● **About this task**
From the entries below, gather each line containing the word "effectif".

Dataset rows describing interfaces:
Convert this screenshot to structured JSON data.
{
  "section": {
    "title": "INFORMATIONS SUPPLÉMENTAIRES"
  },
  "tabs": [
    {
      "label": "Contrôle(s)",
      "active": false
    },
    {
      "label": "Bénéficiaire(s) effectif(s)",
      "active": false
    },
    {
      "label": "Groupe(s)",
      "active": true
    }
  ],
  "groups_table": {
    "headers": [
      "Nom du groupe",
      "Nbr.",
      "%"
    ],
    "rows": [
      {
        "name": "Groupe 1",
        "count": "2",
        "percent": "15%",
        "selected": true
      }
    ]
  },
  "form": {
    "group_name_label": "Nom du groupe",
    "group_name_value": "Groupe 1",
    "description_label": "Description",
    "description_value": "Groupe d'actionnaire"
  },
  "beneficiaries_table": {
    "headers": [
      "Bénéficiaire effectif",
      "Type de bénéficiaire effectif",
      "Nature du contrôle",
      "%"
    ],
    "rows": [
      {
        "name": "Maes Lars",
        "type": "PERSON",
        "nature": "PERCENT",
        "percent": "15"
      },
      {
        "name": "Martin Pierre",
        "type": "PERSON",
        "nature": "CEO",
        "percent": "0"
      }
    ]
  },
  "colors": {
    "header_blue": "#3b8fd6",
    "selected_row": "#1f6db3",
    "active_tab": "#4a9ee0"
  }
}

● **Task answer**
      "label": "Bénéficiaire(s) effectif(s)",
      "Bénéficiaire effectif",
      "Type de bénéficiaire effectif",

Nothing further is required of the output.